” The first might indicate a physical damage.Rysstad The most important thing to do in this situation is to protect the data on the drive. Cylinders. but alas. then get out the tools and open the machine up to have a look at it's guts.200 ways to revive a hard drive this would be easy.” The first is identified by sort of "buzzing" sound or perhaps a loud "ploink" sound. then I have found that Norton Utilities is amazingly effective. From: John_A_Cook • • • The first thing I would do is pull in a BIOS upgrade from the PC manufacturer and flash the system. then you should not trust the disk.seagate. From: TorA. The second category: no sound at all.com/support/disc/discsupt. You don't need more damage to the disk than there already are! Put the damaged disk in another PC. And of some reason the hard drive manufactures has not considered it important enough to print this information on the label. and it really works!! BTW: The Prolinea should not be thrown away just yet! If there is a network card in it. then it can be used as a Page 73 . but that does not imply that everything is lost. You said that the user got into the Setup and changed the settings. Take particular care not to bump the drive.zdnet. DO NOT try to run Scandisk or Norton Disk Doctor etc!! These programs might make things worse! Do every thing to get the files you need first! Afterwards you might consider attempts to revive the disk. Try to listen to the hard drive. And in my experience. Usually with modern disks you can auto-sense the needed specs (Heads. even if the PC is "frozen. Then Scandisk will be very helpful. That might be hard to solve. but sometimes you'll need to type this manually. it may be more difficult in a home situation. the more it might get destroyed. But remember. But you can find all you need on the Internet. if the disk has crashed once. But there are alternatives available at http://hotfiles. Remove the HDD and get the info off of it and manually enter it into the settings. The Compaq that was mentioned was (I think) originally equipped with a Seagate disk. I often find almost everything on the disk like this: • • • Take the damaged hard drive out of the client’s PC.shtml Remember that you will probably have to change the jumper setting. Anyway: This is my only suggestion. MAKE SURE THE DAMAGED DISK IS SET TO BE SLAVE!! Copy the needed files from the damaged disk Try to copy the files you need from the damaged disk.). Try it! I've tried it a couple of times... etc. If an upgrade for the BIOS does not find the drive and auto detect the it. Are there any weird sounds emitting from it? I have two "sound categories. Their disk Support can be found on http://www.com/ Revive is a simple small program. the more one try to "look" for data on the disk. There is a chance that the heads are not parked properly. If you cannot find anything on the disk. This has puzzled me more than one time. or the drive seems to running at full speed.

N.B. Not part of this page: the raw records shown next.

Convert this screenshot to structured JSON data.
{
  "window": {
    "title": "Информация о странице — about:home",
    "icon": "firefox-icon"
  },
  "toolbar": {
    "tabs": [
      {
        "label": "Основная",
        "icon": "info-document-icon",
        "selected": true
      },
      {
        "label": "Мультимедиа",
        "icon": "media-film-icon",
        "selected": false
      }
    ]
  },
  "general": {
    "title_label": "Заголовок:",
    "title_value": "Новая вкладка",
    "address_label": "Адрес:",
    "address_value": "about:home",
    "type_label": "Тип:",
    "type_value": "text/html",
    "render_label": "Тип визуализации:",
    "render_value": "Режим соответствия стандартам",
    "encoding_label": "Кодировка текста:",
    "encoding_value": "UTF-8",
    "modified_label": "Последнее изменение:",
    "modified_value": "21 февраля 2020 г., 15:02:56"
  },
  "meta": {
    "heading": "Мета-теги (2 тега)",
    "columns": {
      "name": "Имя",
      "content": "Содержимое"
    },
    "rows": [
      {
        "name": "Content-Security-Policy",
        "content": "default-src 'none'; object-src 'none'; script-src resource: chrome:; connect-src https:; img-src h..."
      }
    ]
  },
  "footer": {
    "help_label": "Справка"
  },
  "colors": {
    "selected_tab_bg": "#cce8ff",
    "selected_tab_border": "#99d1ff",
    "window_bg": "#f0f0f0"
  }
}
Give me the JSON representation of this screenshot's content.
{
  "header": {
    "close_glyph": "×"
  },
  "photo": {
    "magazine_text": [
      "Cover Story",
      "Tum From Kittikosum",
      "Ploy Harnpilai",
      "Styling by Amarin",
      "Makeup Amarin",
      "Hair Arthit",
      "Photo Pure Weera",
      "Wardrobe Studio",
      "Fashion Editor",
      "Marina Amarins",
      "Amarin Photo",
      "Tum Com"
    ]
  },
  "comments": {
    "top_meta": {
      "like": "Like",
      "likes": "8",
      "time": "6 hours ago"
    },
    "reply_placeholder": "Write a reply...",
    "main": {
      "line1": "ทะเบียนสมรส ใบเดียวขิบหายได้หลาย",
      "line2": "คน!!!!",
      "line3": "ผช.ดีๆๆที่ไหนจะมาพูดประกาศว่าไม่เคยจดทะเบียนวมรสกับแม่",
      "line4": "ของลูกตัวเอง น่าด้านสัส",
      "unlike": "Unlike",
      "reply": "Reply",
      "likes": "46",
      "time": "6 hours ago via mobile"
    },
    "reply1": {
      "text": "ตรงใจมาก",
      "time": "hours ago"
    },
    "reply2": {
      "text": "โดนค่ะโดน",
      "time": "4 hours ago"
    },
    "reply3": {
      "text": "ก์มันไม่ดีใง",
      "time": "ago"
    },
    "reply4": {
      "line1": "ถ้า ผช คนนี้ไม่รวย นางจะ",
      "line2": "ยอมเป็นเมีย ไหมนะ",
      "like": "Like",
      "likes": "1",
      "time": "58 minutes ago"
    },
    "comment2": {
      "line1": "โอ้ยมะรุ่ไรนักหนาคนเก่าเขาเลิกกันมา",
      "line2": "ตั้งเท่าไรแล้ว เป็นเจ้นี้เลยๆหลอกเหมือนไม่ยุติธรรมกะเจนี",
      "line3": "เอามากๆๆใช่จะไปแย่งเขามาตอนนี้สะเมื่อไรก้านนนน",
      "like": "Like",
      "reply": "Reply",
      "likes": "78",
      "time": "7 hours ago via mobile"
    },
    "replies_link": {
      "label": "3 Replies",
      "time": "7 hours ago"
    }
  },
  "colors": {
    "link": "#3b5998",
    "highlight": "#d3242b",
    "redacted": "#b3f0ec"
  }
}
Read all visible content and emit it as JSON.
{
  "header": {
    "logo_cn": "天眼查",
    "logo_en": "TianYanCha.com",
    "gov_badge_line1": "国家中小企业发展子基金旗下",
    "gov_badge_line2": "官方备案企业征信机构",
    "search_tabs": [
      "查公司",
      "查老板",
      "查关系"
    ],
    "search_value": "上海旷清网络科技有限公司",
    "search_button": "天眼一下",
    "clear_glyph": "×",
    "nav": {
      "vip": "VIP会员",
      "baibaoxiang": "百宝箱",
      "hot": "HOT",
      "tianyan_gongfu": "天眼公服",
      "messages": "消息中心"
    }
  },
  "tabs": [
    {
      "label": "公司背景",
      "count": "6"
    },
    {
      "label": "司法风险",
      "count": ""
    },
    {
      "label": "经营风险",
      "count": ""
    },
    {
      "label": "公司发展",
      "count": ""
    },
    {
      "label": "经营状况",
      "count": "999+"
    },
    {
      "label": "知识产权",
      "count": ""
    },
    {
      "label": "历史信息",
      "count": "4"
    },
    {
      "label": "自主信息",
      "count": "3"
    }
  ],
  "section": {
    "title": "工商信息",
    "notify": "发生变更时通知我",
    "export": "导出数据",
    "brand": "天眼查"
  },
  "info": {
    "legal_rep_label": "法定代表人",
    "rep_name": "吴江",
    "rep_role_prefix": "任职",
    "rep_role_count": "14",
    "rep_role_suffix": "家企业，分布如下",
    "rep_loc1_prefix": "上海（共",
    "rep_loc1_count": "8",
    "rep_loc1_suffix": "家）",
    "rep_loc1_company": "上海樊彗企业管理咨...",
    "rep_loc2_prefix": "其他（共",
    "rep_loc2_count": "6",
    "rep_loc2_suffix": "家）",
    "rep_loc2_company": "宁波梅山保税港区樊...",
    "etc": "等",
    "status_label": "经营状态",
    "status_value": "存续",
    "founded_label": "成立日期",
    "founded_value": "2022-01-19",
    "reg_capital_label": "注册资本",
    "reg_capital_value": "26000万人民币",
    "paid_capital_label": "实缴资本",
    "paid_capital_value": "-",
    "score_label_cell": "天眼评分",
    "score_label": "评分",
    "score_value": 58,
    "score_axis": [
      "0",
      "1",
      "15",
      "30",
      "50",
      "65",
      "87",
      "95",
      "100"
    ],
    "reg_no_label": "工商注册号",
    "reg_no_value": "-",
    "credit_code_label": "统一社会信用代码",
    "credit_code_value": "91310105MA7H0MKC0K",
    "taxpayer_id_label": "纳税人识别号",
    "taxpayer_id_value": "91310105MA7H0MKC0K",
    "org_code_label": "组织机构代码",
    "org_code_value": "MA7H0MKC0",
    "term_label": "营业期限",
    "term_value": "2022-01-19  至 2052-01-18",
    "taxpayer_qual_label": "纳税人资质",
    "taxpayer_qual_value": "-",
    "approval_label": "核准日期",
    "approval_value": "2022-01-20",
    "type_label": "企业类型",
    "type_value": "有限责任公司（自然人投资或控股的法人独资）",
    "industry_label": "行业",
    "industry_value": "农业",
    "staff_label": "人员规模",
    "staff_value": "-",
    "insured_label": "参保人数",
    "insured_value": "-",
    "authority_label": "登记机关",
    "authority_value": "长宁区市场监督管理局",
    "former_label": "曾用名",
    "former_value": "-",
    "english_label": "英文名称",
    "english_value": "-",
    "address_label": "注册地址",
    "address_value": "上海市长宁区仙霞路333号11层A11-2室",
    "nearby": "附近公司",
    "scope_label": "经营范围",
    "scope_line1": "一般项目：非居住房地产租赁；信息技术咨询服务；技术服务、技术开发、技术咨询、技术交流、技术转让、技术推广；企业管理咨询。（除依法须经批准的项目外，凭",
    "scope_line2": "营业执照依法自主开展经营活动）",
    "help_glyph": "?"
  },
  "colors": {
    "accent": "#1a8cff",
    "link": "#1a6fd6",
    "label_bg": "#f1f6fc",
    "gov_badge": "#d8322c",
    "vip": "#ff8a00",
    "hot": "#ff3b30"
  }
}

you'll have a splendid intranet server. organization. person or event is intended or should be inferred. Install Linux and Apache Web server on it. or a test bench for testing Web-ideas! Just remember that: A computer this old might not be able to support very large disks (> 1. then this computer might be used as a separate printer server. But you should have 32_MB RAM and approx. and voila.compaq. If you can find a old 540Mb disk then that can be more than enough! If you install NT 3. etc. maybe even FrontPage extensions. 500-MB free space if the users are printing large files. It should be able to serve approx. So updating the BIOS is very simple. You will also save allot of disk space.51 Server.html Install Linux without graphical interface.2 GB) Update the BIOS. product. The Prolinea has Flashable BIOS. Take a look here: http://www. like PowerPoint presentations. The 486 processor will not offer the power needed to run KDE or GNOME in a satisfying way. • • Page 74 .com/support/files/desktops/us/10_22. Complying with all applicable copyright laws is the responsibilit intranet server.200 ways to revive a hard drive No association with any real company. 30-40 people without any trouble.